[Excerpts from an interface dataset]
◇ ◇ ◇ ◇ ◇

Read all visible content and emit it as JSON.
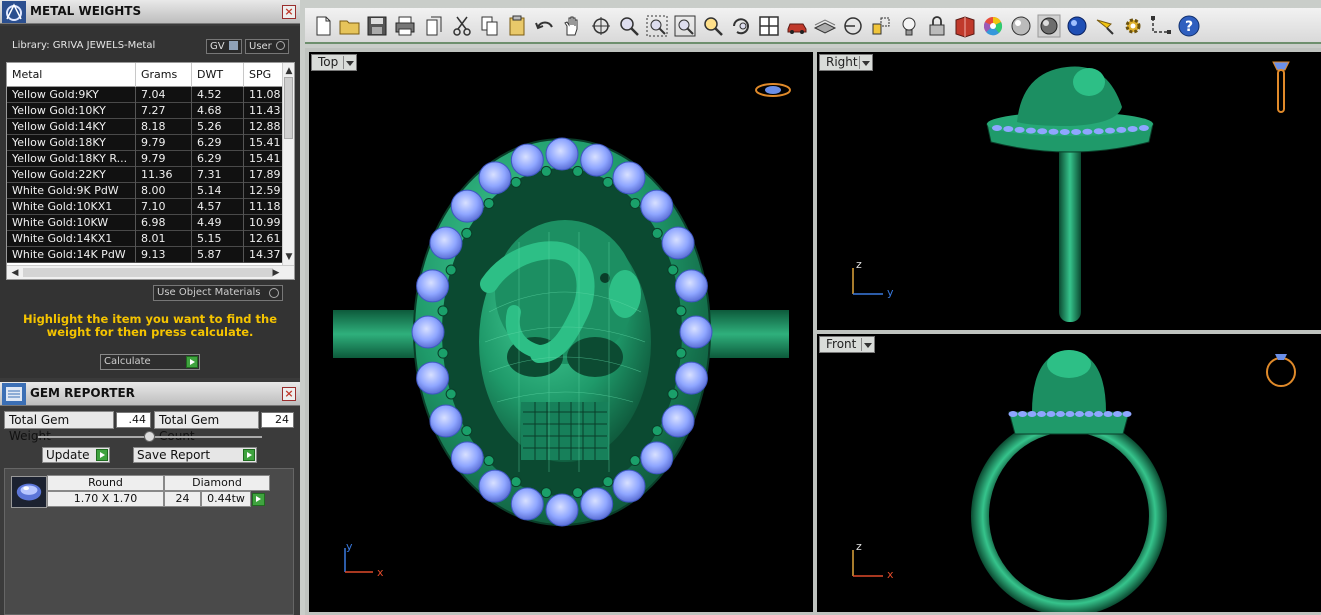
{
  "metal_weights": {
    "title": "METAL WEIGHTS",
    "library_label": "Library: GRIVA JEWELS-Metal",
    "gv_label": "GV",
    "user_label": "User",
    "columns": [
      "Metal",
      "Grams",
      "DWT",
      "SPG"
    ],
    "rows": [
      [
        "Yellow Gold:9KY",
        "7.04",
        "4.52",
        "11.08"
      ],
      [
        "Yellow Gold:10KY",
        "7.27",
        "4.68",
        "11.43"
      ],
      [
        "Yellow Gold:14KY",
        "8.18",
        "5.26",
        "12.88"
      ],
      [
        "Yellow Gold:18KY",
        "9.79",
        "6.29",
        "15.41"
      ],
      [
        "Yellow Gold:18KY R...",
        "9.79",
        "6.29",
        "15.41"
      ],
      [
        "Yellow Gold:22KY",
        "11.36",
        "7.31",
        "17.89"
      ],
      [
        "White Gold:9K PdW",
        "8.00",
        "5.14",
        "12.59"
      ],
      [
        "White Gold:10KX1",
        "7.10",
        "4.57",
        "11.18"
      ],
      [
        "White Gold:10KW",
        "6.98",
        "4.49",
        "10.99"
      ],
      [
        "White Gold:14KX1",
        "8.01",
        "5.15",
        "12.61"
      ],
      [
        "White Gold:14K PdW",
        "9.13",
        "5.87",
        "14.37"
      ]
    ],
    "use_object_materials": "Use Object Materials",
    "hint": "Highlight the item you want to find the weight for then press calculate.",
    "calculate_label": "Calculate"
  },
  "gem_reporter": {
    "title": "GEM REPORTER",
    "total_weight_label": "Total Gem Weight",
    "total_weight_value": ".44",
    "total_count_label": "Total Gem Count",
    "total_count_value": "24",
    "update_label": "Update",
    "save_report_label": "Save Report",
    "gem": {
      "shape": "Round",
      "size": "1.70 X 1.70",
      "type": "Diamond",
      "count": "24",
      "weight": "0.44tw"
    }
  },
  "toolbar": {
    "icons": [
      "new-file-icon",
      "open-folder-icon",
      "save-icon",
      "print-icon",
      "copy-doc-icon",
      "cut-icon",
      "copy-icon",
      "paste-icon",
      "undo-icon",
      "pan-hand-icon",
      "rotate-view-icon",
      "zoom-icon",
      "zoom-window-icon",
      "zoom-extents-icon",
      "zoom-selected-icon",
      "rotate-camera-icon",
      "four-viewports-icon",
      "car-icon",
      "layer-icon",
      "target-icon",
      "snap-icon",
      "light-icon",
      "lock-icon",
      "material-book-icon",
      "color-wheel-icon",
      "sphere-white-icon",
      "sphere-grey-icon",
      "sphere-blue-icon",
      "spotlight-icon",
      "gear-icon",
      "dimension-icon",
      "help-icon"
    ]
  },
  "viewports": {
    "top": {
      "label": "Top",
      "axis_a": "y",
      "axis_b": "x"
    },
    "right": {
      "label": "Right",
      "axis_a": "z",
      "axis_b": "y"
    },
    "front": {
      "label": "Front",
      "axis_a": "z",
      "axis_b": "x"
    }
  },
  "colors": {
    "ring_green": "#1f9a6a",
    "gem_blue": "#8fa6ff",
    "hint_yellow": "#f5c400",
    "toolbar_accent": "#6d8f6d"
  }
}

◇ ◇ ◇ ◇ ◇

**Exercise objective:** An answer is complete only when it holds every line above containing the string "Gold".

**Response to the exercise:**
        "Yellow Gold:9KY",
        "Yellow Gold:10KY",
        "Yellow Gold:14KY",
        "Yellow Gold:18KY",
        "Yellow Gold:18KY R...",
        "Yellow Gold:22KY",
        "White Gold:9K PdW",
        "White Gold:10KX1",
        "White Gold:10KW",
        "White Gold:14KX1",
        "White Gold:14K PdW",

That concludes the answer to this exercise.